● **Exercise directions**: Pull every line with the word "offset" out of the entries below.

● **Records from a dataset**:
-------
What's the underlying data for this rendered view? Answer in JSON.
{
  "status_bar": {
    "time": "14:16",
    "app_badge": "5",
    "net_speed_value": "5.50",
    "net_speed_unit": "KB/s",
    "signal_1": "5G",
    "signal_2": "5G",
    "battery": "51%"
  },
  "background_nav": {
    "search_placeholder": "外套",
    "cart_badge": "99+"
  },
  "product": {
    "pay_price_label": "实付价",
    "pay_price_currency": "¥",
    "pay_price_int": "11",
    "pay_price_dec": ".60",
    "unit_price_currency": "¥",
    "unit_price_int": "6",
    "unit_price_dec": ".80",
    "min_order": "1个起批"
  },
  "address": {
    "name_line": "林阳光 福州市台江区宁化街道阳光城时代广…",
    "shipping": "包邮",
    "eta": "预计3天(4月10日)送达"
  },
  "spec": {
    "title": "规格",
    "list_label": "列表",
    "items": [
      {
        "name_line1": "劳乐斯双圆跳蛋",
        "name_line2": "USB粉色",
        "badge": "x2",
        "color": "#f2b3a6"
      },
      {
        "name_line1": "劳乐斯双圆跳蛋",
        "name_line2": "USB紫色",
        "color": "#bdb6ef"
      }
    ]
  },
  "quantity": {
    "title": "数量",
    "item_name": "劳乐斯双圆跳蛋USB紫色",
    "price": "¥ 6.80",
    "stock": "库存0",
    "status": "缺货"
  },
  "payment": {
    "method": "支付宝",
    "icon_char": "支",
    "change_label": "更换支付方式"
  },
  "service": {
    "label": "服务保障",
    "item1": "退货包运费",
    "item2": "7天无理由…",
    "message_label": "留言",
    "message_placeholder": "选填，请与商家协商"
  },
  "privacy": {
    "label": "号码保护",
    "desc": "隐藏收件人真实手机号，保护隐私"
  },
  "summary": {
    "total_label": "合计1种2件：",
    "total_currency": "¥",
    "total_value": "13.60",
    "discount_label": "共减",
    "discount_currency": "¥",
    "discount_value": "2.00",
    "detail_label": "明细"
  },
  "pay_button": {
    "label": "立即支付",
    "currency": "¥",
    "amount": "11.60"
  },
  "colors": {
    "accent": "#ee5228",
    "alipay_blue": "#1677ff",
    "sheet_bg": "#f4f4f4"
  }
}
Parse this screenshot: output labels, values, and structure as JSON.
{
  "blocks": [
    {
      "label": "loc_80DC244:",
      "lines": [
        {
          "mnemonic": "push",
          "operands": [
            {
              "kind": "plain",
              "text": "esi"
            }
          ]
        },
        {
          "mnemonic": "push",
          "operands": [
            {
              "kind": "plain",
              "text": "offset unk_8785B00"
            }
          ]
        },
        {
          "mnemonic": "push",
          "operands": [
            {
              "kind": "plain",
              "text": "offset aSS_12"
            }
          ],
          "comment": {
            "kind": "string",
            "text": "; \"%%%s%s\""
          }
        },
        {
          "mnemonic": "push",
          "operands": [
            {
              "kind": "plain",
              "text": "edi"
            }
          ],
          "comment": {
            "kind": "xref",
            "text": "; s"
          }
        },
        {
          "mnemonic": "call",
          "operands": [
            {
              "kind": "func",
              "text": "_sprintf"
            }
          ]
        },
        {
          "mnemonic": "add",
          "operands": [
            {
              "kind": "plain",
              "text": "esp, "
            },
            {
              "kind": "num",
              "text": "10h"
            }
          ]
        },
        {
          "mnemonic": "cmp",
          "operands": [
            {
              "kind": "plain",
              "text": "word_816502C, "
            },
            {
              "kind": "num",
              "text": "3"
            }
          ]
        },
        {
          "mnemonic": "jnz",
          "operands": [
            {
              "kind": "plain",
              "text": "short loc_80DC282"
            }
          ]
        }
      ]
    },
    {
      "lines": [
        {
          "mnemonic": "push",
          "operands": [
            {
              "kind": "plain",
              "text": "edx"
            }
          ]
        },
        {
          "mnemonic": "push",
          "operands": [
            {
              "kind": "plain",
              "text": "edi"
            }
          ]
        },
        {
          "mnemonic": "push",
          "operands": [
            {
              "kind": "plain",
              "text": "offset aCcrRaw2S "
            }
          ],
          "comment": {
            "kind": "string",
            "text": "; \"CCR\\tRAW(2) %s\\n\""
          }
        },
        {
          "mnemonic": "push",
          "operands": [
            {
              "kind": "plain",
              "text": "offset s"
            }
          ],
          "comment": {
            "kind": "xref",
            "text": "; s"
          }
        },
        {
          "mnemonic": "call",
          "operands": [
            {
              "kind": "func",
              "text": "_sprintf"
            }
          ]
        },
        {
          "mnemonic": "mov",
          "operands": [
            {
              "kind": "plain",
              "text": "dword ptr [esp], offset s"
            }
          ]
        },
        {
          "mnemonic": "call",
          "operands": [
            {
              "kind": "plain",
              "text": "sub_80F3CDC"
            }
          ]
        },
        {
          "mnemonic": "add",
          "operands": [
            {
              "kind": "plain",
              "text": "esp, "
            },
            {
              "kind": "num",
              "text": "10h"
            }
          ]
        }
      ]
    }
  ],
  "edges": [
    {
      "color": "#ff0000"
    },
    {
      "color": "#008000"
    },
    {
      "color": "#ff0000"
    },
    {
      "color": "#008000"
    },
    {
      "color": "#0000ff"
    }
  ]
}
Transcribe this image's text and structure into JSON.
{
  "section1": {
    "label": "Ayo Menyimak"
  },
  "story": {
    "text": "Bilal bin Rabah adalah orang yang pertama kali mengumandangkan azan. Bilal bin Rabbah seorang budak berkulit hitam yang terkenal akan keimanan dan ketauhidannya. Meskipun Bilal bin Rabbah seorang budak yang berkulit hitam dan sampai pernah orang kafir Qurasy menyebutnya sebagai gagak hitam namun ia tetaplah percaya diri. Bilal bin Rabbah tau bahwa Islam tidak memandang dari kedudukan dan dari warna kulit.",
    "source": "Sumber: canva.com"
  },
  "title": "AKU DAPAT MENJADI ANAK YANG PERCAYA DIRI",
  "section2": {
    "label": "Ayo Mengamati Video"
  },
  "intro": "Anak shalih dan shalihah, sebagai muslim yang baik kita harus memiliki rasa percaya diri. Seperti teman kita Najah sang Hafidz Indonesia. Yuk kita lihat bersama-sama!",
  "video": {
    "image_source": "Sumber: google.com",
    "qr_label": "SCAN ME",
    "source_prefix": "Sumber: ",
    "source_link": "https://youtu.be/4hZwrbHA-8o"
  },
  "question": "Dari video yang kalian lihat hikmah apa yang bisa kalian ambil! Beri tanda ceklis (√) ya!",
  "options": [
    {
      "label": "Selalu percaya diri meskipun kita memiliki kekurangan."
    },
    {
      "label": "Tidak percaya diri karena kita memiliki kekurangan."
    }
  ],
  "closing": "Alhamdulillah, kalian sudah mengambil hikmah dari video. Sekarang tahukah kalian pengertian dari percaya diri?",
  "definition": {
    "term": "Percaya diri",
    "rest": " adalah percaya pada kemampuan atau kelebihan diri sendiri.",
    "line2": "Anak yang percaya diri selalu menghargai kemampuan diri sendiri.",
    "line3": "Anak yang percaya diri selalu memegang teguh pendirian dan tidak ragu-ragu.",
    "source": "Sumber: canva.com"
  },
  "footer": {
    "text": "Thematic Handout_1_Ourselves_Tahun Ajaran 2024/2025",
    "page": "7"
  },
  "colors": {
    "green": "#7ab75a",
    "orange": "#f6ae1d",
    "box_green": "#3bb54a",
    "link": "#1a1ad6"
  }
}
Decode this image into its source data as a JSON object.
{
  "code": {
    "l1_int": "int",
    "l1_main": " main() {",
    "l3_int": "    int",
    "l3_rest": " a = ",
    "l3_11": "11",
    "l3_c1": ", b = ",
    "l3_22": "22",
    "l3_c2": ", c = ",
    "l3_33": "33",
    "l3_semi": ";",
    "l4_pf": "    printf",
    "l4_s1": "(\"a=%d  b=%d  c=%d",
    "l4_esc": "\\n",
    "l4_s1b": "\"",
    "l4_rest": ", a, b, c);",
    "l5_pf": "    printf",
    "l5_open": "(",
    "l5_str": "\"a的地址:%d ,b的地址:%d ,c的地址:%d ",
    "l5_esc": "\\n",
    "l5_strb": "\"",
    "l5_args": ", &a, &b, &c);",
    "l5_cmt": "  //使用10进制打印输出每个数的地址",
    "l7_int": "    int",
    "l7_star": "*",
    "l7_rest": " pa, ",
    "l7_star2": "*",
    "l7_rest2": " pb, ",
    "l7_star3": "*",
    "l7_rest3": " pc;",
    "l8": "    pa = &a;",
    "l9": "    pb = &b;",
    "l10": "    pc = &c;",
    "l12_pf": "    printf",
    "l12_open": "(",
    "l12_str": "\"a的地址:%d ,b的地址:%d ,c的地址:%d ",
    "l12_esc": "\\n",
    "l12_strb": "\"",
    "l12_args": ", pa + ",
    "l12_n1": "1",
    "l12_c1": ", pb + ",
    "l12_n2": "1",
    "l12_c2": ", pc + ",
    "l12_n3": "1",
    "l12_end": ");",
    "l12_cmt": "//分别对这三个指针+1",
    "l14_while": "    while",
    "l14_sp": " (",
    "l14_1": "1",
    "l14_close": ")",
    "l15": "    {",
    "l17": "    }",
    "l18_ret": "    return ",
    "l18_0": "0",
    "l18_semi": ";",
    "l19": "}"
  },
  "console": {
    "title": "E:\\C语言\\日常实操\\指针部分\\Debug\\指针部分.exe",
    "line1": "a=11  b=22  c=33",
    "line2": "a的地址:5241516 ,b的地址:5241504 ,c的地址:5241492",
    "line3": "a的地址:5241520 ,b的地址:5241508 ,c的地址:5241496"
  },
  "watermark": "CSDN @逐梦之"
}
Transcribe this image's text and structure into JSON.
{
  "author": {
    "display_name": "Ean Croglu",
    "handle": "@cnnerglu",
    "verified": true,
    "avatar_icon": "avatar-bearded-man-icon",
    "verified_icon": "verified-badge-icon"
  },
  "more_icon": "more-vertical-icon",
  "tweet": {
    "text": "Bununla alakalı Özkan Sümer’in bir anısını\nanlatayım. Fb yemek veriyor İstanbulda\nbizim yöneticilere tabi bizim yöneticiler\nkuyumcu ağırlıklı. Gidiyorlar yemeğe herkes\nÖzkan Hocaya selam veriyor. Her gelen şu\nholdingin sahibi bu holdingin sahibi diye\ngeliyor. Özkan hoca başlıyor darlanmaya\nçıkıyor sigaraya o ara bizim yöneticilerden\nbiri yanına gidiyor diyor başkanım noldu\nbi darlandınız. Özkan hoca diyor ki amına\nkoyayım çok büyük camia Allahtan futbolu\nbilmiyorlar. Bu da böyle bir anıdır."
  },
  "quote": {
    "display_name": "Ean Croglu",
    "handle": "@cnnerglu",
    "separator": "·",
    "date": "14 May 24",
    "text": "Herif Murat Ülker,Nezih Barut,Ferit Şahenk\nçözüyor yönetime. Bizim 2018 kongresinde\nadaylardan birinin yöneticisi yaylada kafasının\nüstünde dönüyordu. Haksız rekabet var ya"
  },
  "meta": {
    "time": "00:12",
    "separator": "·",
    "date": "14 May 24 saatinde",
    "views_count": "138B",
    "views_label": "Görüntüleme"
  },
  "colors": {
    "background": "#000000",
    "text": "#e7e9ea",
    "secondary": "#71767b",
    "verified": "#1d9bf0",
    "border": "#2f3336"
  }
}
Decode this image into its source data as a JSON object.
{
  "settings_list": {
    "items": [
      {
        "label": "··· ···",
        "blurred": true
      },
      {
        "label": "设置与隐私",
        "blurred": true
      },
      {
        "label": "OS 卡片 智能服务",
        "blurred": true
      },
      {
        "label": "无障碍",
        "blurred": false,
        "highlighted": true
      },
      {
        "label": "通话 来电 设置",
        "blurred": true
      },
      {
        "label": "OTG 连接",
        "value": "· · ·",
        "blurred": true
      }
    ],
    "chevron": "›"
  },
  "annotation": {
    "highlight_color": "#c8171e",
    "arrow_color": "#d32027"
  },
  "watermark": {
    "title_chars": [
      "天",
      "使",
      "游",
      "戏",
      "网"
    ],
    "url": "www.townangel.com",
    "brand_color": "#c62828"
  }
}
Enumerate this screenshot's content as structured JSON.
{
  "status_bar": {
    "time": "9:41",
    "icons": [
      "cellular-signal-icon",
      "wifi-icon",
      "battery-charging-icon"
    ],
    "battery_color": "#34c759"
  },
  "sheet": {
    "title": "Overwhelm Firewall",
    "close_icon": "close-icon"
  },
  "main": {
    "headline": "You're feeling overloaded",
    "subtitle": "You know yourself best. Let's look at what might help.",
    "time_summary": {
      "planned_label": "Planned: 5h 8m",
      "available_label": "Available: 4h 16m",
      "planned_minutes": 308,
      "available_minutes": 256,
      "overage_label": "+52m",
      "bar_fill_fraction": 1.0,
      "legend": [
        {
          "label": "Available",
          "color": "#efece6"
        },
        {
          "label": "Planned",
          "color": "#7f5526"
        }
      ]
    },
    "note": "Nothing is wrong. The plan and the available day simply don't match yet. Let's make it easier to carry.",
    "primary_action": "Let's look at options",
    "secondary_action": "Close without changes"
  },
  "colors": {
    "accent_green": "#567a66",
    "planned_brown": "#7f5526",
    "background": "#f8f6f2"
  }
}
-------
● **Written response**:
              "text": "offset unk_8785B00"
              "text": "offset aSS_12"
              "text": "offset aCcrRaw2S "
              "text": "offset s"
              "text": "dword ptr [esp], offset s"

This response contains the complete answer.